Ok, so no one got paid, at least in the conventional sense, but there were plenty of perks: not least press passes to gigs and parties where the venues were just as likely to include aircraft hangars, tube stations and boats as conventional clubs; there was the occasional trip to Maida Vale studios to see live sets and hear John Peel trip over his words, and of course a regular flow of records.

On that last point it was amazing to find out just how many major record labels really don't discriminate when they send out their material. Along with the trance and indie-rock (80's Matchbox B-Line Disaster I seem to recall was a recent submission) Sheikh received, there were also regular injections from the R'n'B fraternity, and I distinctly remember Sheikh telling me he'd quite enjoyed the recent Beyonce album a while back....

Over the past couple of years Absorb Towers has become renowned for its hospitality; nestling in the sunny environs of Cricklewood, North-West London, the small flat has struggled to accommodate Sheikh's ever-expanding workspace which is slowly drowning under the regular influx of CD's and vinyl, but this hasn't stopped it from welcoming visitors from all over the world who regularly make it a home-from-home, bedding down on the sofa whilst Sheikh steps over them to answer the phone.

Absorb hacks, artists and miscellaneous relatives have all been lucky enough to experience the towers treatment, from Ayla's home cooking and mother hen ministrations to Sheikh's (possibly dubious) penchant for regular trips to Wonk Kei's Chinese in soho. they know how to make strangers welcome, and in that way their kindness has inspired some profound feelings of loyalty, not least my own, for whom two years with Absorb rank amongst the most fun I've had.

RIP Absorb
Editorial meeting - Elizabeth, Ayla and Anil.

But before I get all clogged up with embarrassing sentiment, let's indulge in some idle speculation....

One wonders what the pair will do with themselves now it's all packing up? Will they resign themselves to growing older, maybe listening to Sting or Mike Oldfield, curling up on a Saturday night to watch E.R. re-runs with a comfy pair of slippers and a couple of nippers in tow?
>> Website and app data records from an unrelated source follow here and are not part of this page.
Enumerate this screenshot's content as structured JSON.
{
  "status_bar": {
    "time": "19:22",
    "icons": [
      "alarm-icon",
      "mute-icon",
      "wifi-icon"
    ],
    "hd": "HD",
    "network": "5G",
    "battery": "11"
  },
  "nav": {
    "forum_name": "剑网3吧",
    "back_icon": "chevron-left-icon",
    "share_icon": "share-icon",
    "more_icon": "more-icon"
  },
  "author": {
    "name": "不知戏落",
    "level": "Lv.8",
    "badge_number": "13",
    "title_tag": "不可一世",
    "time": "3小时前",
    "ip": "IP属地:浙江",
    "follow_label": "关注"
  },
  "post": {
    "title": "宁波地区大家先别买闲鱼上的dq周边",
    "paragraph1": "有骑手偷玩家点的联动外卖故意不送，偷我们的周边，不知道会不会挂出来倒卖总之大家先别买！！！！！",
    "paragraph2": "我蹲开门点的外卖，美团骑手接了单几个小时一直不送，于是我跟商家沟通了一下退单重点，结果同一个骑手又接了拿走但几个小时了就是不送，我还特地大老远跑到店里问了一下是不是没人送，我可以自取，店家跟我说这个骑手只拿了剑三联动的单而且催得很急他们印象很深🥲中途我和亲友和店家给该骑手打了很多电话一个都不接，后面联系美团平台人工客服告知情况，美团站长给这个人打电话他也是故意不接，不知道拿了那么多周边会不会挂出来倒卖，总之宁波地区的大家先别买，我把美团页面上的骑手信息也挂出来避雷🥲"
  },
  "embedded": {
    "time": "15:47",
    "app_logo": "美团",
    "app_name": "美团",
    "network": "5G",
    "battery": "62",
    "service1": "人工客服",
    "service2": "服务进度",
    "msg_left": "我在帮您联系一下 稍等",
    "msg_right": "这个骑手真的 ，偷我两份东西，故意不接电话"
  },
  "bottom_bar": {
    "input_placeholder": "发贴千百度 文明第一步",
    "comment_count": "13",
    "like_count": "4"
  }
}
The mind boggles. I suspect that for Sheikh at least, the workaholic ethic is too deeply entrenched to ever let it get to that stage. He's got plans, you see, and I'm certainly not going to let him rest on his laurels: we've got parties to organise, a book to plan and a documentary to devise. This particular chapter may have closed on Absorb, but watch out for further incarnations. unless, that is, you happen to wander by Cricklewood one day and find Sheikh relaxing to the strains of 'Tubular Bells', in which case, nick his collection of Caustic Window 12's and get the hell out of there....

Originally published in Absorb - September 2004

"Absorb actually started out in Walthamstow where I was sharing a flat in Carr Road with my mates David and Vijay. Eventually moving to Hendon for a short while before settling in Cricklewood."